courts may raise the issue sua sponte.'”
NetworkIP, LLC v. FCC, 548 F.3d 116, 120 (D.C. Cir.
2008), quoting Athens Cmty. Hosp., Inc. v.
Schweiker, 686 F.2d 989, 992 (D.C. Cir. 1982). Indeed, a
federal court must raise the issue because it is
“forbidden - as a court of limited jurisdiction - from
acting beyond [its] authority, and ‘no action of the
parties can confer subject-matter jurisdiction upon a federal
court.'” Id., quoting Akinseye v.
District of Columbia, 339 F.3d 970, 971 (D.C. Cir.
2003). Therefore, a district court may dismiss a complaint
sua sponte pursuant to Federal Rule of Civil
Procedure 12(h)(3) when it is evident that the court lacks
subject-matter jurisdiction. See Evans v. Suter, No.
09-5242, 2010 WL 1632902, at *1 (D.C. Cir. Apr. 2, 2010),
citing Hurt v. U.S. Court of Appeals for the D.C.
Cir., No. 07-5019, 2008 WL 441786 (D.C. Cir. Jan. 24,
2008); Scholastic Entm't, Inc. v. Fox Entm't
Grp., Inc., 336 F.3d 982, 985 (9th Cir. 2003);
Zernial v. United States, 714 F.2d 431, 433-34 (5th
matter jurisdiction is lacking where a complaint “is
‘patently insubstantial, ' presenting no federal
question suitable for decision.” Tooley v.
Napolitano, 586 F.3d 1006, 1009 (D.C. Cir. 2009),
quoting Best v. Kelly, 39 F.3d 328, 330 (D.C. Cir.
1994). A claim is “patently insubstantial” when
it is “flimsier than doubtful or questionable . . .
[and] essentially fictitious.” Best, 39 F.3d
at 330 (internal quotation marks omitted); see also
Hagans v. Lavine, 415 U.S. 528, 536-37 (1974)
(“[F]ederal courts are without power to entertain
claims otherwise within their jurisdiction if they are so
attenuated and unsubstantial as to be absolutely devoid of
merit, wholly insubstantial, [or] obviously frivolous . . .
.”) (internal citations and quotation marks omitted);
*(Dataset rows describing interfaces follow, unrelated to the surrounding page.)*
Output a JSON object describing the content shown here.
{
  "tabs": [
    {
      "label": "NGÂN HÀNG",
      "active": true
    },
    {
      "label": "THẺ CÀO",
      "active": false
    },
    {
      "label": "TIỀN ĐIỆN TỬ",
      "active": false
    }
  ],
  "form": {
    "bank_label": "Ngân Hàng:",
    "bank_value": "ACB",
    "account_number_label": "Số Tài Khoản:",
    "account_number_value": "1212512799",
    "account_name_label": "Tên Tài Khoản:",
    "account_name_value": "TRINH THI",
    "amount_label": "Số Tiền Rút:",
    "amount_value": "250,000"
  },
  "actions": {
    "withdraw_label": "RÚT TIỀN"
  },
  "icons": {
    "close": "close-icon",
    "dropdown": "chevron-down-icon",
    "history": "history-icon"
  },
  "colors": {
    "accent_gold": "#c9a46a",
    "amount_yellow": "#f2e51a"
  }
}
see, e.g., Peters v. Obama, Misc.
No. 10-0298 (CKK), 2010 WL 2541066 (D.D.C. June 21, 2010)
(sua sponte dismissing complaint alleging that
President Obama had been served with and failed to respond to
an “Imperial Writ of Habeas Corpus” by the
“Imperial Dominion of Amexem, ” requiring the
plaintiff's immediate release from a correctional
the Court is mindful that complaints filed by pro se
litigants must be held to less stringent standards than those
applied to formal pleadings drafted by lawyers, see
Haines v. Kerner, 404 U.S. 519, 520 (1972); Brown v.
District of Columbia, 514 F.3d 1279, 1283 (D.C. Cir.
2008), plaintiff's allegations in this case present
“no federal question suitable for decision.”
Best, 39 F.3d at 330. Insofar as the complaint is
even intelligible, it lacks a “short and plain
statement of the claim showing that the pleader is entitled
to relief.” See Fed. R. Civ. P. 8(a)(2).
Furthermore, to the extent that plaintiff seeks to challenge
any aspect of the civil action filed by Lo in the Superior
Court, this Court lacks the jurisdiction to review the merits
of the court's decisions in that case. Richardson v.
D.C. Court of Appeals, 83 F.3d 1513, 1514 (D.C. Cir.
1996) (“[F]ederal district courts lack jurisdiction to
review judicial decisions by state and District of Columbia
the Court will dismiss this case sua sponte pursuant
to Rule 12(h)(3) of the Federal Rules of Civil Procedure for
lack of subject ...